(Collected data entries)
/---

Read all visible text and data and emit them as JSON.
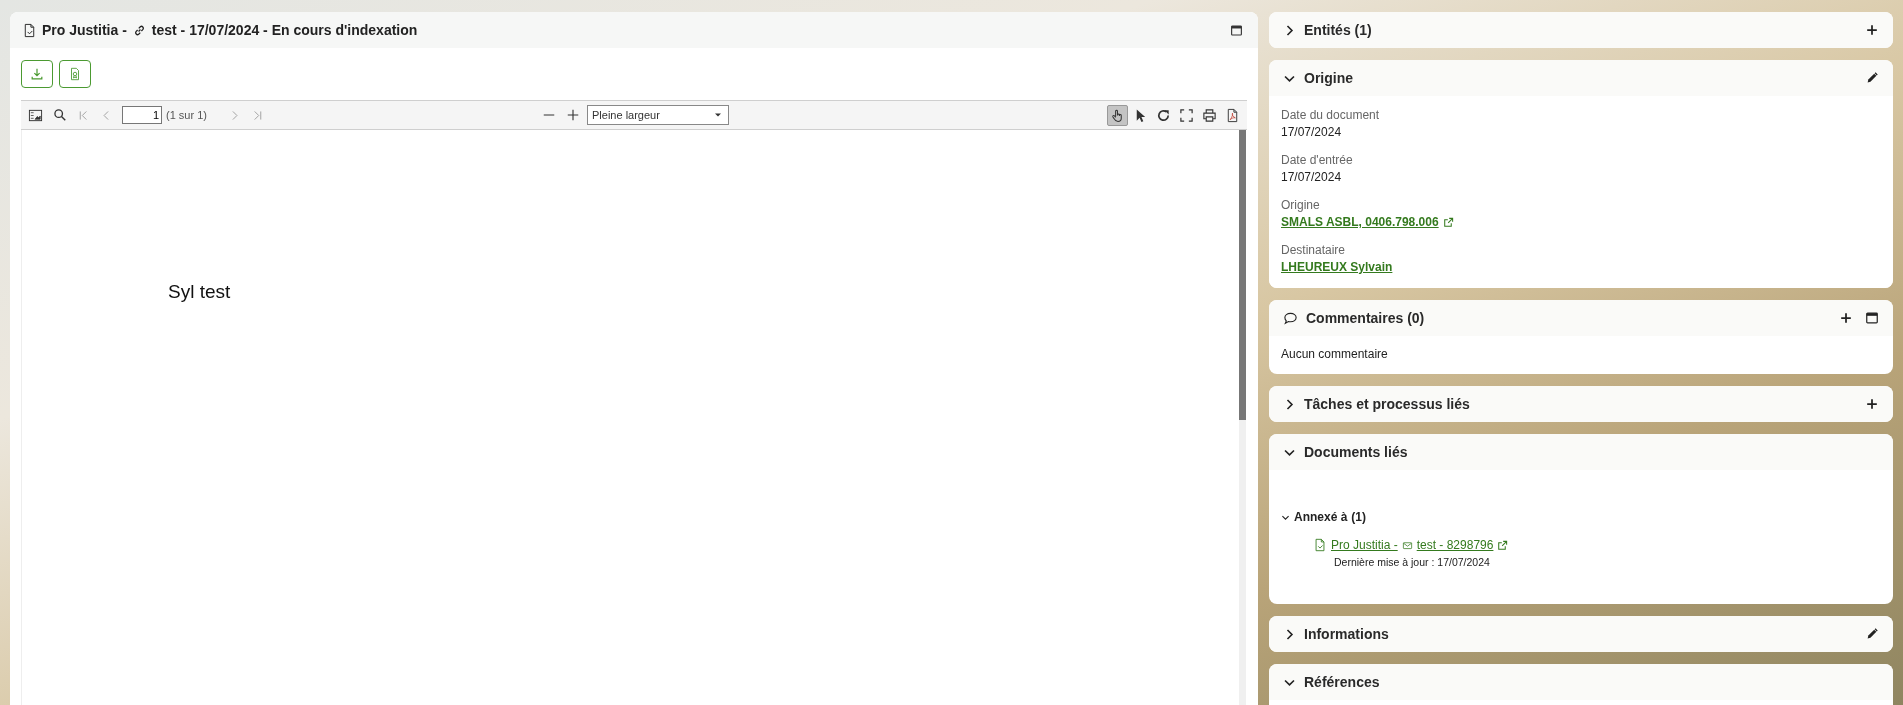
{
  "document": {
    "title_prefix": "Pro Justitia -",
    "title": "test - 17/07/2024 - En cours d'indexation"
  },
  "viewer": {
    "nav": [
      {
        "kind": "first",
        "disabled": true
      },
      {
        "kind": "previous",
        "disabled": true
      },
      {
        "kind": "next",
        "disabled": true
      },
      {
        "kind": "last",
        "disabled": true
      }
    ],
    "page": "1",
    "page_count": "(1 sur 1)",
    "zoom": "Pleine largeur",
    "tools": [
      {
        "kind": "hand",
        "selected": true
      },
      {
        "kind": "pointer",
        "selected": false
      }
    ],
    "actions": [
      {
        "kind": "rotate"
      },
      {
        "kind": "fullscreen"
      },
      {
        "kind": "print"
      },
      {
        "kind": "pdf"
      }
    ],
    "page_text": "Syl test"
  },
  "sections": [
    {
      "kind": "plain",
      "title": "Entités (1)",
      "expanded": false,
      "actions": [
        {
          "kind": "add"
        }
      ]
    },
    {
      "kind": "fields",
      "title": "Origine",
      "expanded": true,
      "actions": [
        {
          "kind": "edit"
        }
      ],
      "fields": [
        {
          "label": "Date du document",
          "value": "17/07/2024",
          "link": false,
          "external": false
        },
        {
          "label": "Date d'entrée",
          "value": "17/07/2024",
          "link": false,
          "external": false
        },
        {
          "label": "Origine",
          "value": "SMALS ASBL, 0406.798.006",
          "link": true,
          "external": true
        },
        {
          "label": "Destinataire",
          "value": "LHEUREUX Sylvain",
          "link": true,
          "external": false
        }
      ]
    },
    {
      "kind": "comments",
      "title": "Commentaires (0)",
      "actions": [
        {
          "kind": "add"
        },
        {
          "kind": "maximize"
        }
      ],
      "text": "Aucun commentaire"
    },
    {
      "kind": "plain",
      "title": "Tâches et processus liés",
      "expanded": false,
      "actions": [
        {
          "kind": "add"
        }
      ]
    },
    {
      "kind": "links",
      "title": "Documents liés",
      "expanded": true,
      "groups": [
        {
          "title": "Annexé à",
          "count": "(1)",
          "expanded": true,
          "items": [
            {
              "title_prefix": "Pro Justitia -",
              "title": "test - 8298796",
              "updated": "Dernière mise à jour : 17/07/2024"
            }
          ]
        }
      ]
    },
    {
      "kind": "plain",
      "title": "Informations",
      "expanded": false,
      "actions": [
        {
          "kind": "edit"
        }
      ]
    },
    {
      "kind": "plain",
      "title": "Références",
      "expanded": true
    }
  ]
}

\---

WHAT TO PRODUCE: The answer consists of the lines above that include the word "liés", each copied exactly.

RESULT:
      "title": "Tâches et processus liés",
      "title": "Documents liés",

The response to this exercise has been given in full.